We weren’t close, but we knew each other. We went to college together. We partied together. He was a cool guy. Seemed to be nice to everyone he met. Never appeared full of himself or cocky (and he was a good looking guy, so he easily could’ve been if he wanted to). He was all around a pretty good guy to know and hang out with.
But he died. At 29. In Afghanistan serving our country. He served in the military after studying Aeronautical Science. That’s fancy talk for he was in school to be a pilot. And he was. Shortly after he graduated he was a pilot in the U.S. Army. He didn’t have a wife or kids just yet. He was just establishing his career. And he died. So young. So soon.
He’s probably the 5th or 6th person who I’ve gone to college with who’s died from the time I was a colliegate to now as an alum.

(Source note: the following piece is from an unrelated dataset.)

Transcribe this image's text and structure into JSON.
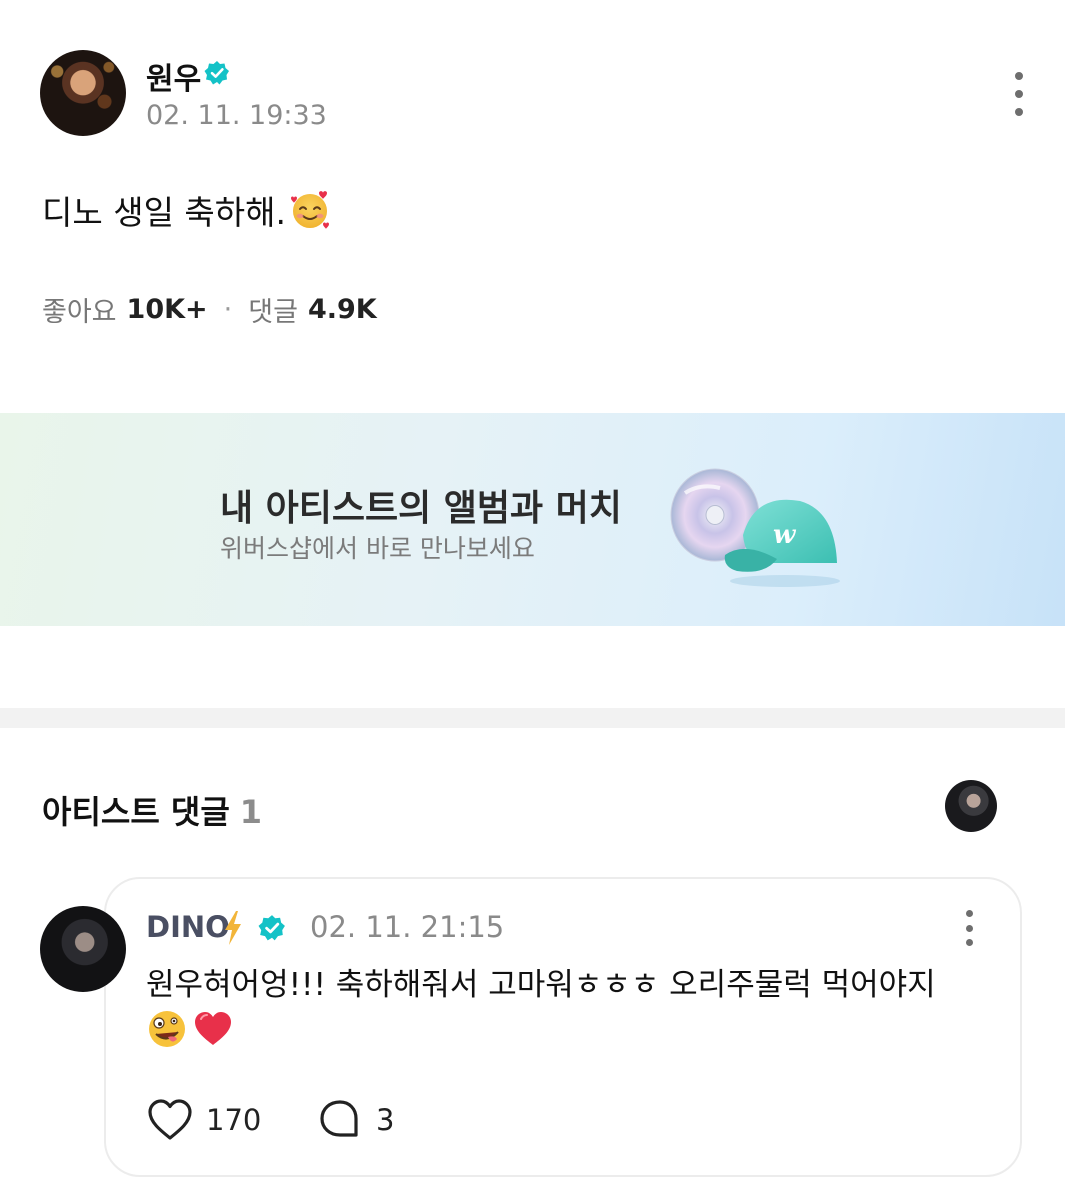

But Suresh is the only person of my fellow classmates who served his country before his untimely death.
It was sad to learn that he died. I cried a little. To know someone who’s only a couple of years older than myself be taken from this life so young and early is a sad thought. To know that life can be cut so soon is a sad thought.
I no longer say,” Happy Memorial Day”. Happy? What is happy about good people who are no longer here? What is happy about young life lost? What is happy about having a connection to someone who died too soon? No, there’s nothing happy about a memorial. But if we want to celebrate their life, I’m on board. After all, isn’t that why we call is Memorial Day? In their memory, we honor their sacrifice and their life so the rest of us could have the freedoms we enjoy regularly.
Today, I remember Suresh Krause, the moments our paths crossed, the times we hung out and the life shared with others while he was here.